She said she gave the address as Trump Tower.

People who look down on women will have to be responsible for the insulting and sexist comments they made one day
Zheng Churan, women’s rights activist

In a posting on messaging app Wechat, Zheng said she initiated a poll in November, surveying her 2,000 Wechat followers, who are mostly female, on their definitions of “straight man cancer”, a Chinese internet slang term that equals “male chauvinism”.

She received more than 10,000 replies in a month, after which she selected the top 10 actions seen to best define “straight man cancer” by respondents, from the 20 candidates she and other netizens had proposed earlier.

“I wanted to initiate the poll after reading the news that Harvard University had suspended its men’s soccer team for the remainder of the season because of lewd sexual comments made about members of the women’s soccer team,” Zheng said. “I wanted to let those little brats see how we girls can fight back.”

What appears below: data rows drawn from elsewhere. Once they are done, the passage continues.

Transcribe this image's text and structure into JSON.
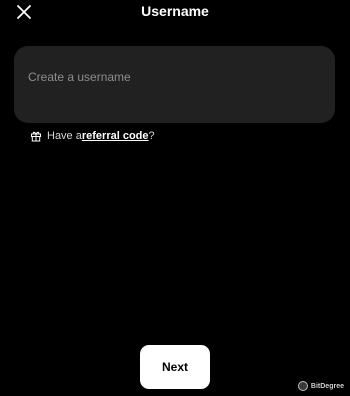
{
  "header": {
    "title": "Username",
    "close_icon": "close-icon"
  },
  "form": {
    "username_value": "",
    "username_placeholder": "Create a username"
  },
  "referral": {
    "icon": "gift-icon",
    "prefix": "Have a ",
    "link_label": "referral code",
    "suffix": "?"
  },
  "footer": {
    "next_label": "Next"
  },
  "watermark": {
    "text": "BitDegree"
  },
  "colors": {
    "background": "#000000",
    "input_background": "#212121",
    "button_background": "#ffffff",
    "button_text": "#000000"
  }
}
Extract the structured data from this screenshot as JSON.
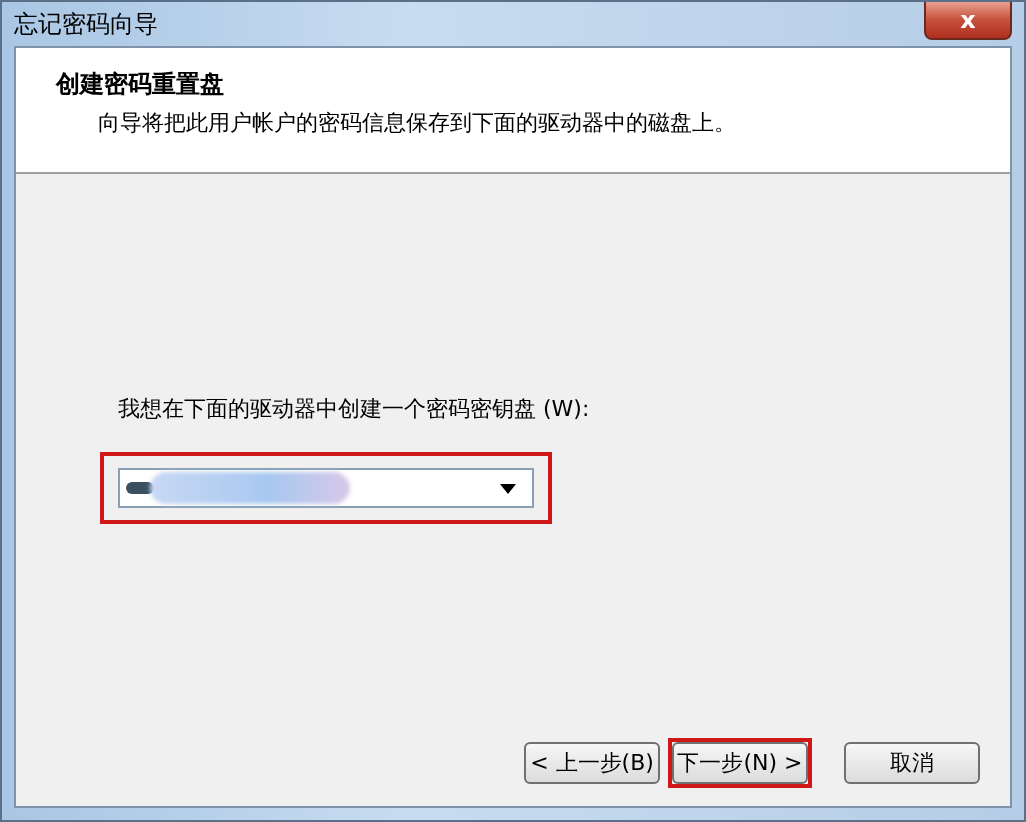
{
  "window": {
    "title": "忘记密码向导",
    "close": "x"
  },
  "header": {
    "title": "创建密码重置盘",
    "subtitle": "向导将把此用户帐户的密码信息保存到下面的驱动器中的磁盘上。"
  },
  "body": {
    "label": "我想在下面的驱动器中创建一个密码密钥盘 (W):",
    "dropdown": {
      "highlighted": true
    }
  },
  "buttons": [
    {
      "label": "< 上一步(B)",
      "highlighted": false
    },
    {
      "label": "下一步(N) >",
      "highlighted": true
    },
    {
      "label": "取消",
      "highlighted": false
    }
  ]
}
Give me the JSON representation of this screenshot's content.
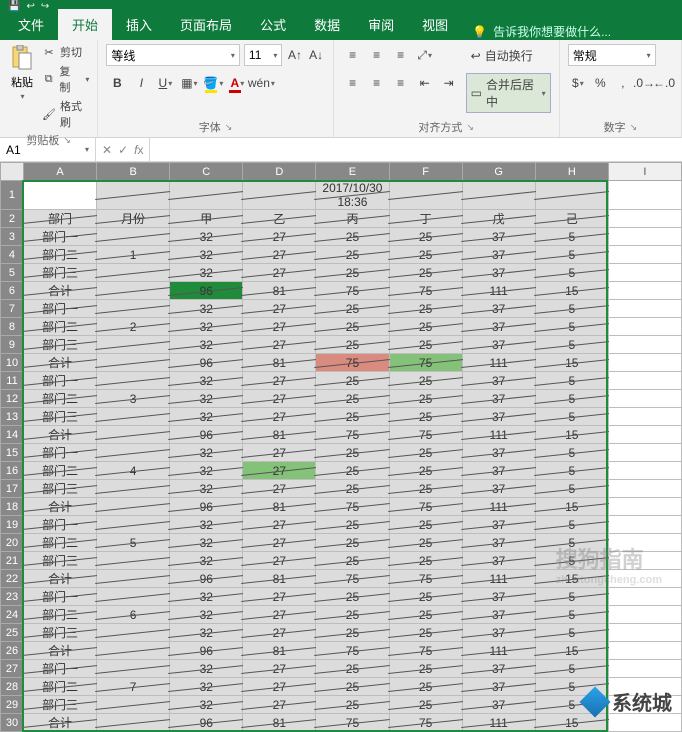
{
  "qat": [
    "↩",
    "↪",
    "⋯"
  ],
  "tabs": {
    "file": "文件",
    "home": "开始",
    "insert": "插入",
    "layout": "页面布局",
    "formulas": "公式",
    "data": "数据",
    "review": "审阅",
    "view": "视图"
  },
  "tellme": "告诉我你想要做什么...",
  "ribbon": {
    "clipboard": {
      "paste": "粘贴",
      "cut": "剪切",
      "copy": "复制",
      "painter": "格式刷",
      "label": "剪贴板"
    },
    "font": {
      "name": "等线",
      "size": "11",
      "label": "字体"
    },
    "align": {
      "wrap": "自动换行",
      "merge": "合并后居中",
      "label": "对齐方式"
    },
    "number": {
      "format": "常规",
      "label": "数字"
    }
  },
  "namebox": "A1",
  "fx": "",
  "columns": [
    "A",
    "B",
    "C",
    "D",
    "E",
    "F",
    "G",
    "H",
    "I"
  ],
  "timestamp": "2017/10/30 18:36",
  "headers": {
    "dept": "部门",
    "month": "月份",
    "jia": "甲",
    "yi": "乙",
    "bing": "丙",
    "ding": "丁",
    "wu": "戊",
    "ji": "己"
  },
  "rowlabels": {
    "d1": "部门一",
    "d2": "部门二",
    "d3": "部门三",
    "sum": "合计"
  },
  "blocks": [
    {
      "month": "1",
      "rows": [
        [
          32,
          27,
          25,
          25,
          37,
          5
        ],
        [
          32,
          27,
          25,
          25,
          37,
          5
        ],
        [
          32,
          27,
          25,
          25,
          37,
          5
        ]
      ],
      "sum": [
        96,
        81,
        75,
        75,
        111,
        15
      ]
    },
    {
      "month": "2",
      "rows": [
        [
          32,
          27,
          25,
          25,
          37,
          5
        ],
        [
          32,
          27,
          25,
          25,
          37,
          5
        ],
        [
          32,
          27,
          25,
          25,
          37,
          5
        ]
      ],
      "sum": [
        96,
        81,
        75,
        75,
        111,
        15
      ]
    },
    {
      "month": "3",
      "rows": [
        [
          32,
          27,
          25,
          25,
          37,
          5
        ],
        [
          32,
          27,
          25,
          25,
          37,
          5
        ],
        [
          32,
          27,
          25,
          25,
          37,
          5
        ]
      ],
      "sum": [
        96,
        81,
        75,
        75,
        111,
        15
      ]
    },
    {
      "month": "4",
      "rows": [
        [
          32,
          27,
          25,
          25,
          37,
          5
        ],
        [
          32,
          27,
          25,
          25,
          37,
          5
        ],
        [
          32,
          27,
          25,
          25,
          37,
          5
        ]
      ],
      "sum": [
        96,
        81,
        75,
        75,
        111,
        15
      ]
    },
    {
      "month": "5",
      "rows": [
        [
          32,
          27,
          25,
          25,
          37,
          5
        ],
        [
          32,
          27,
          25,
          25,
          37,
          5
        ],
        [
          32,
          27,
          25,
          25,
          37,
          5
        ]
      ],
      "sum": [
        96,
        81,
        75,
        75,
        111,
        15
      ]
    },
    {
      "month": "6",
      "rows": [
        [
          32,
          27,
          25,
          25,
          37,
          5
        ],
        [
          32,
          27,
          25,
          25,
          37,
          5
        ],
        [
          32,
          27,
          25,
          25,
          37,
          5
        ]
      ],
      "sum": [
        96,
        81,
        75,
        75,
        111,
        15
      ]
    },
    {
      "month": "7",
      "rows": [
        [
          32,
          27,
          25,
          25,
          37,
          5
        ],
        [
          32,
          27,
          25,
          25,
          37,
          5
        ],
        [
          32,
          27,
          25,
          25,
          37,
          5
        ]
      ],
      "sum": [
        96,
        81,
        75,
        75,
        111,
        15
      ]
    }
  ],
  "highlights": [
    {
      "r": 6,
      "c": "C",
      "class": "hl-green"
    },
    {
      "r": 10,
      "c": "E",
      "class": "hl-red"
    },
    {
      "r": 10,
      "c": "F",
      "class": "hl-lgreen"
    },
    {
      "r": 16,
      "c": "D",
      "class": "hl-lgreen"
    }
  ],
  "watermark_main": "搜狗指南",
  "watermark_sub": "zhixitongcheng.com",
  "footer_brand": "系统城"
}
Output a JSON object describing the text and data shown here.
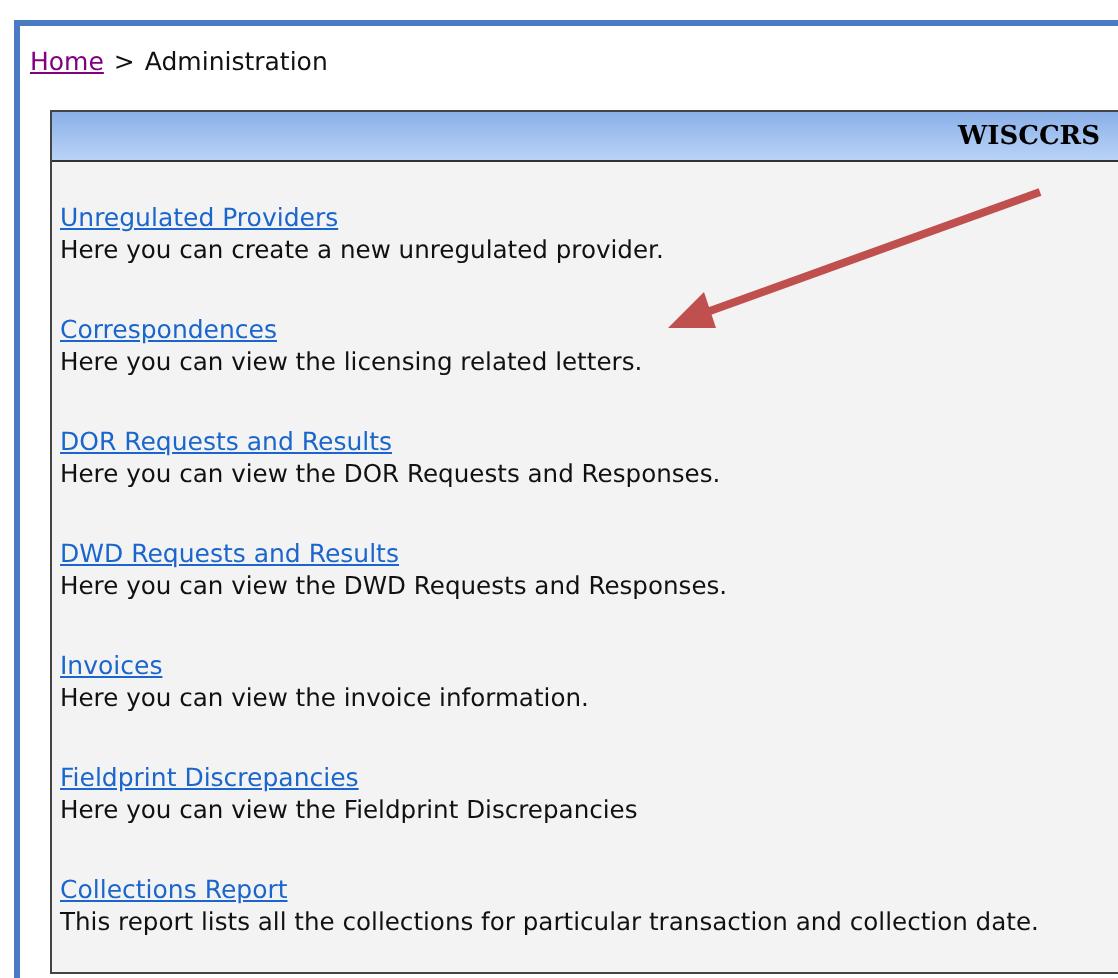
{
  "breadcrumb": {
    "home": "Home",
    "separator": ">",
    "current": "Administration"
  },
  "panel": {
    "title": "WISCCRS"
  },
  "items": [
    {
      "link": "Unregulated Providers",
      "description": "Here you can create a new unregulated provider."
    },
    {
      "link": "Correspondences",
      "description": "Here you can view the licensing related letters."
    },
    {
      "link": "DOR Requests and Results",
      "description": "Here you can view the DOR Requests and Responses."
    },
    {
      "link": "DWD Requests and Results",
      "description": "Here you can view the DWD Requests and Responses."
    },
    {
      "link": "Invoices",
      "description": "Here you can view the invoice information."
    },
    {
      "link": "Fieldprint Discrepancies",
      "description": "Here you can view the Fieldprint Discrepancies"
    },
    {
      "link": "Collections Report",
      "description": "This report lists all the collections for particular transaction and collection date."
    }
  ]
}
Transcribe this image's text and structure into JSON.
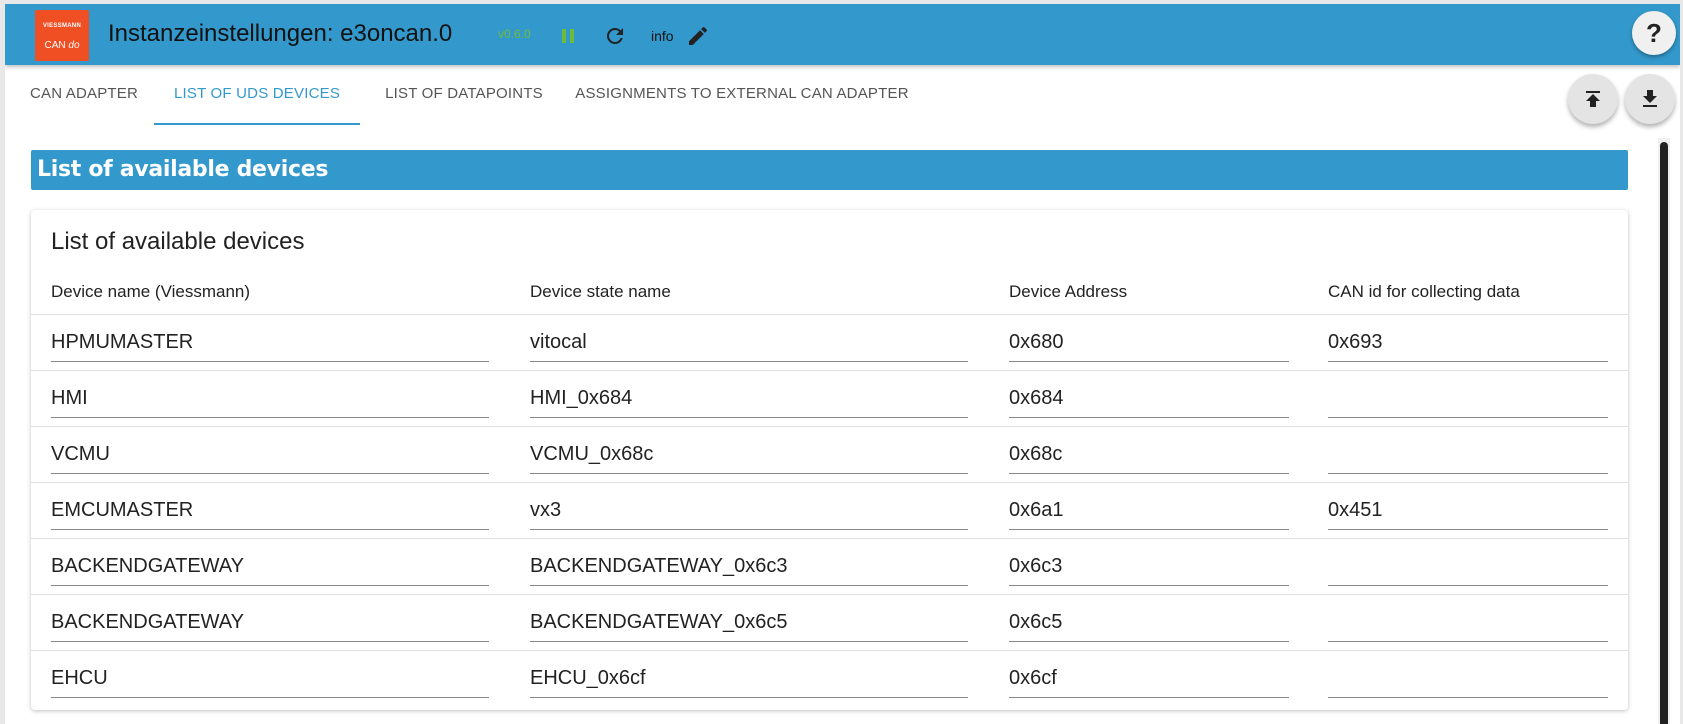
{
  "header": {
    "logo_top": "VIESSMANN",
    "logo_bottom_a": "CAN ",
    "logo_bottom_b": "do",
    "title": "Instanzeinstellungen: e3oncan.0",
    "version": "v0.6.0",
    "info_label": "info",
    "help_label": "?",
    "icons": [
      "pause-icon",
      "refresh-icon",
      "edit-icon",
      "help-icon"
    ]
  },
  "tabs": [
    {
      "label": "CAN ADAPTER"
    },
    {
      "label": "LIST OF UDS DEVICES"
    },
    {
      "label": "LIST OF DATAPOINTS"
    },
    {
      "label": "ASSIGNMENTS TO EXTERNAL CAN ADAPTER"
    }
  ],
  "active_tab": 1,
  "section": {
    "title": "List of available devices"
  },
  "card": {
    "title": "List of available devices",
    "columns": [
      "Device name (Viessmann)",
      "Device state name",
      "Device Address",
      "CAN id for collecting data"
    ],
    "rows": [
      [
        "HPMUMASTER",
        "vitocal",
        "0x680",
        "0x693"
      ],
      [
        "HMI",
        "HMI_0x684",
        "0x684",
        ""
      ],
      [
        "VCMU",
        "VCMU_0x68c",
        "0x68c",
        ""
      ],
      [
        "EMCUMASTER",
        "vx3",
        "0x6a1",
        "0x451"
      ],
      [
        "BACKENDGATEWAY",
        "BACKENDGATEWAY_0x6c3",
        "0x6c3",
        ""
      ],
      [
        "BACKENDGATEWAY",
        "BACKENDGATEWAY_0x6c5",
        "0x6c5",
        ""
      ],
      [
        "EHCU",
        "EHCU_0x6cf",
        "0x6cf",
        ""
      ]
    ]
  },
  "colors": {
    "accent": "#3399cc",
    "logo": "#f04e23",
    "version": "#6dbb3a"
  }
}
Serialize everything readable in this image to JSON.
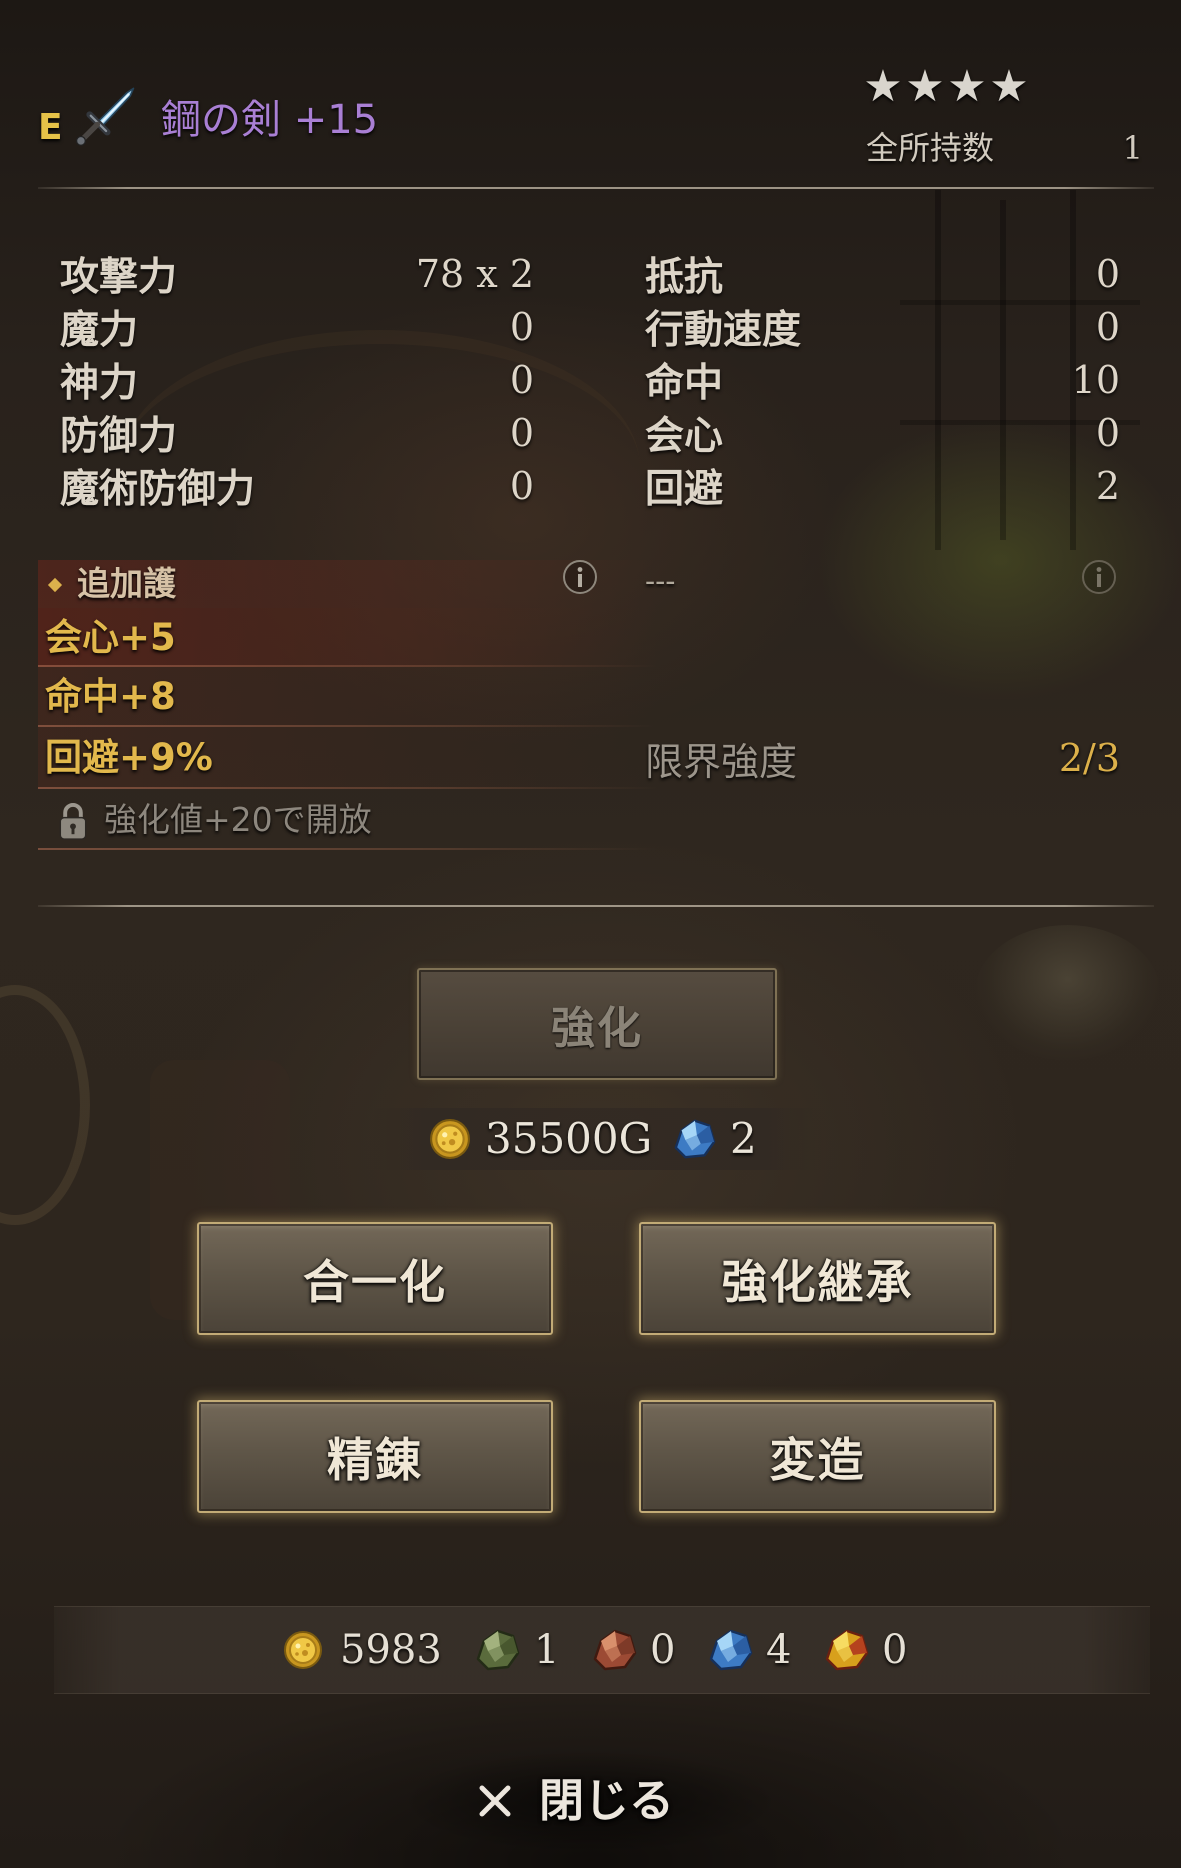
{
  "header": {
    "equipped_badge": "E",
    "weapon_icon": "sword-icon",
    "item_name": "鋼の剣 +15",
    "rarity_stars": 4,
    "owned_count_label": "全所持数",
    "owned_count_value": "1"
  },
  "stats": {
    "left": [
      {
        "label": "攻撃力",
        "value": "78 x 2"
      },
      {
        "label": "魔力",
        "value": "0"
      },
      {
        "label": "神力",
        "value": "0"
      },
      {
        "label": "防御力",
        "value": "0"
      },
      {
        "label": "魔術防御力",
        "value": "0"
      }
    ],
    "right": [
      {
        "label": "抵抗",
        "value": "0"
      },
      {
        "label": "行動速度",
        "value": "0"
      },
      {
        "label": "命中",
        "value": "10"
      },
      {
        "label": "会心",
        "value": "0"
      },
      {
        "label": "回避",
        "value": "2"
      }
    ]
  },
  "extra": {
    "bullet_icon": "diamond-bullet-icon",
    "header_label": "追加護",
    "info_icon": "info-icon",
    "right_slot": "---",
    "bonuses": [
      "会心+5",
      "命中+8",
      "回避+9%"
    ],
    "lock_icon": "lock-icon",
    "locked_text": "強化値+20で開放",
    "limit_label": "限界強度",
    "limit_value": "2/3"
  },
  "enhance": {
    "button_label": "強化",
    "button_enabled": false,
    "cost": [
      {
        "icon": "gold-coin-icon",
        "amount": "35500G"
      },
      {
        "icon": "blue-ore-icon",
        "amount": "2"
      }
    ]
  },
  "actions": [
    {
      "label": "合一化"
    },
    {
      "label": "強化継承"
    },
    {
      "label": "精錬"
    },
    {
      "label": "変造"
    }
  ],
  "resources": [
    {
      "icon": "gold-coin-icon",
      "value": "5983"
    },
    {
      "icon": "green-ore-icon",
      "value": "1"
    },
    {
      "icon": "red-ore-icon",
      "value": "0"
    },
    {
      "icon": "blue-ore-icon",
      "value": "4"
    },
    {
      "icon": "gold-ore-icon",
      "value": "0"
    }
  ],
  "close": {
    "icon": "close-icon",
    "label": "閉じる"
  },
  "colors": {
    "name-purple": "#a97fd4",
    "gold": "#e2b84c",
    "equipped-badge": "#e6c248",
    "text": "#ddd5c8",
    "muted": "#9c958b"
  }
}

She then decided to send the poll results to Trump, who was shown making lewd comments and using vulgar terms to talk about women in a 2005 video and is often portrayed as a misogynist, to let him know “people who look down on women will have to be responsible for the insulting and sexist comments they made one day”.

“Although we are far away in China, we have seen the news reports of you being constantly involved in gender discrimination and thus we want to send you the poll results showing how a male chauvinist, or straight man cancer patient (sic), would look.” Zheng wrote in her letter to Trump. She posted the letter, written in Chinese and translated into English, in her WeChat post.

Five young vocal Chinese feminists, including Zheng, were arrested during an unprecedented crackdown on feminists in March last year, after they planned a protest across multiple cities aimed at bringing an end to sexual harassment on public transport.

The late Chinese Communist Party leader Mao Zedong praised women as holding up “half the sky” and played an important part in the communist rise to power. In the early years of the People’s Republic of China, women’s rights saw huge advances.

However, gender discrimination still exists in China and starts even before birth. The Chinese mainland recorded the world’s most imbalanced sex ratio at birth for the second consecutive year, and slipped in its ranking for overall gender equality, a study by the World Economic Forum this year shows.

In terms of gender equality, the nation ranked 99 out of 144 countries, down from 91 last year, the report said. A wide gap also exists in the education levels of men and women on the mainland. China ranked 119th in terms of secondary school attainment, behind countries that include Singapore, South Korea and Ghana.

This article appeared in the South China Morning Post print edition as: We’re watching you, feminist warns US president-elect